_What to work on_
Looking at the data below, state how many lines contain "folder". No other words are wanted.

(Entries from a dataset of interfaces)
--------------------------------

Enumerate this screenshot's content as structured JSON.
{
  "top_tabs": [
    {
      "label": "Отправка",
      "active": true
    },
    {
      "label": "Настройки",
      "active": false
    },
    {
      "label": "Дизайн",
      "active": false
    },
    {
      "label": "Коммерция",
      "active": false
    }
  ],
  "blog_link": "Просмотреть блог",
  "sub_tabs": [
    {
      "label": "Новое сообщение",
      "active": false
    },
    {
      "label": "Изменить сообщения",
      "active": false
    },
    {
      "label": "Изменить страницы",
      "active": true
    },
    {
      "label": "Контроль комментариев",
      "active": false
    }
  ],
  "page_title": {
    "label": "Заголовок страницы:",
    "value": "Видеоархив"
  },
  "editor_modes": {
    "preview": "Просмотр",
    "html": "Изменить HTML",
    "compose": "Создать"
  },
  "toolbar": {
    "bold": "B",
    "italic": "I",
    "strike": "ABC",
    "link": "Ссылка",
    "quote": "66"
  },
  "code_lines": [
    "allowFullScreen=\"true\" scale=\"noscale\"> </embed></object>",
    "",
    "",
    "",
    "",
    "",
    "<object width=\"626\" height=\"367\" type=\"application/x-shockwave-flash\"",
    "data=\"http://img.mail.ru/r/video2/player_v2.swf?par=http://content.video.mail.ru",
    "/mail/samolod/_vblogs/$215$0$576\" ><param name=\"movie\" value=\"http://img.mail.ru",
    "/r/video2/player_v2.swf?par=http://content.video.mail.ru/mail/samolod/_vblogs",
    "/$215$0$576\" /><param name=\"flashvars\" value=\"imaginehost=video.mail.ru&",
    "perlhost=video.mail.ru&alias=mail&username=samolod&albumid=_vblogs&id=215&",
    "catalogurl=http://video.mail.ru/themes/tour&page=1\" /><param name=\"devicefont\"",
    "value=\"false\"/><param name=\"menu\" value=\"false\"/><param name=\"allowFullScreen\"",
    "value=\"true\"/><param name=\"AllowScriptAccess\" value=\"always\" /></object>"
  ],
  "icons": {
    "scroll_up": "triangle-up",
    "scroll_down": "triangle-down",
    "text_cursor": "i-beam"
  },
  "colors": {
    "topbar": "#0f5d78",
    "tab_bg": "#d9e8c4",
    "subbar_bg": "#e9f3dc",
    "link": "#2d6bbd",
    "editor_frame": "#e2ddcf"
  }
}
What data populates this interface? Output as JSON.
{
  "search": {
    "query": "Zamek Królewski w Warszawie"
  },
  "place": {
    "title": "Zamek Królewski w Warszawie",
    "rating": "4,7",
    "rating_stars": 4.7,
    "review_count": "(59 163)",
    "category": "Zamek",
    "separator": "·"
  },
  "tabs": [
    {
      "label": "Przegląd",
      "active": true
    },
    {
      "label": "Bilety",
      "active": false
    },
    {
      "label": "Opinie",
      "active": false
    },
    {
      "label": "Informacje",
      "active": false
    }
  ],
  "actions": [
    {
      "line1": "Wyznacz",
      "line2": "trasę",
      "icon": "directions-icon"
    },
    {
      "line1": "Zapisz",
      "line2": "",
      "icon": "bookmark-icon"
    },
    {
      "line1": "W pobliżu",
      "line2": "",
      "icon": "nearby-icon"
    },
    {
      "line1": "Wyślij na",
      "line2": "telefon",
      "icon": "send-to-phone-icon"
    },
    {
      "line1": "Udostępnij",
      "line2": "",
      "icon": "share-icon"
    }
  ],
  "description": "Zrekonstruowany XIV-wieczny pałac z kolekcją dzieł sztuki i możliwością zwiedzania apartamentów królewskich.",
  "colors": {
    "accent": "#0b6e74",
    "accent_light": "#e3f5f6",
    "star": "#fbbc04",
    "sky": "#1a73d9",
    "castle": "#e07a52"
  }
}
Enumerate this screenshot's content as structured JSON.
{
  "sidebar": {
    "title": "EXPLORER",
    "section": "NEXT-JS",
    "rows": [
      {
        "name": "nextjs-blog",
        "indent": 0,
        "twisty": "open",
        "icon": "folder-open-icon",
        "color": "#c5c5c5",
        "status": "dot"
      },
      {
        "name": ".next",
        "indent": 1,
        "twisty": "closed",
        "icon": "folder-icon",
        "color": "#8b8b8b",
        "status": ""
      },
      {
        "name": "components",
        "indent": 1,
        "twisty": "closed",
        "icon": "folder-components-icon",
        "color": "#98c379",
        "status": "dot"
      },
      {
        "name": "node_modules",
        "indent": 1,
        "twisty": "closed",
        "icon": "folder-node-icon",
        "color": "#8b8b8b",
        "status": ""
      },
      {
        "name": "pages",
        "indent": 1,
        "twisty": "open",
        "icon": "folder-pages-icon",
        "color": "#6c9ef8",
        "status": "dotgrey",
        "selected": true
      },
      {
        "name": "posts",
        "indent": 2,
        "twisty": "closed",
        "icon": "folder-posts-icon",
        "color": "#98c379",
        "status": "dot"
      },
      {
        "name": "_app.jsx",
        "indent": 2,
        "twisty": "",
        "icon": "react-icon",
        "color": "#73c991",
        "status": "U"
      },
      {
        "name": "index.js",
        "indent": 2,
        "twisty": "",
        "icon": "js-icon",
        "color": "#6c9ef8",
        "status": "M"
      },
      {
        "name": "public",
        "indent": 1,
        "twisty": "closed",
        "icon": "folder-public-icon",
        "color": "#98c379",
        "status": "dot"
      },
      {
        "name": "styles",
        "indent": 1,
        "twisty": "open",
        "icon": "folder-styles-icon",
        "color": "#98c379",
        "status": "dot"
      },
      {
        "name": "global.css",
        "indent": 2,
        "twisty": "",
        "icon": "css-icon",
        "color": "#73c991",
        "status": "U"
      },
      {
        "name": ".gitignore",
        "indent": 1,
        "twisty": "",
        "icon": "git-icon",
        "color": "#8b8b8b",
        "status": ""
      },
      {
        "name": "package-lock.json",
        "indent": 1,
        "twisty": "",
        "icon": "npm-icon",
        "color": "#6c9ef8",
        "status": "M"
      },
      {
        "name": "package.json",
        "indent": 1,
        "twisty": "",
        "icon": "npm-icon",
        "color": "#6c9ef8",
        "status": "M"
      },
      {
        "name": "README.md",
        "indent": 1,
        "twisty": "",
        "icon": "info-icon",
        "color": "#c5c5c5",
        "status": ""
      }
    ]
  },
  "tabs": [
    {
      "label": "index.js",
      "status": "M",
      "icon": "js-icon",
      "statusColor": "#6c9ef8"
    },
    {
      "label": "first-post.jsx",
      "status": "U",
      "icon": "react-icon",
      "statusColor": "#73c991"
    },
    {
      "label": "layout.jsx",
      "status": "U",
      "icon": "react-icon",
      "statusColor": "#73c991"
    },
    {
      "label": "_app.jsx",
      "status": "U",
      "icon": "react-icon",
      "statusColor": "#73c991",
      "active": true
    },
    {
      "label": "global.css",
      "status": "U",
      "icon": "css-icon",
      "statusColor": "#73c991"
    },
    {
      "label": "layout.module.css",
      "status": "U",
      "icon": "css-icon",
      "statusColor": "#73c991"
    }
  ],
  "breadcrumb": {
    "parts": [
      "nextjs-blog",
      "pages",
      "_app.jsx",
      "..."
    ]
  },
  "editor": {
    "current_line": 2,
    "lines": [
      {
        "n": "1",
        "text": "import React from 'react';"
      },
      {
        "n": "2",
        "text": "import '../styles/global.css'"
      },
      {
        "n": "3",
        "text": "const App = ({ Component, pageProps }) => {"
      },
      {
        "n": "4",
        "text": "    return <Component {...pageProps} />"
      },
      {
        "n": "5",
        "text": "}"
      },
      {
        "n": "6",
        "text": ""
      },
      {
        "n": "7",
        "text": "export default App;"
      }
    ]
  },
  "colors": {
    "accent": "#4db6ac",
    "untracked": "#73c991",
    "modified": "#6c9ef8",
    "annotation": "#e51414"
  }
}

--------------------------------

_Written response_
8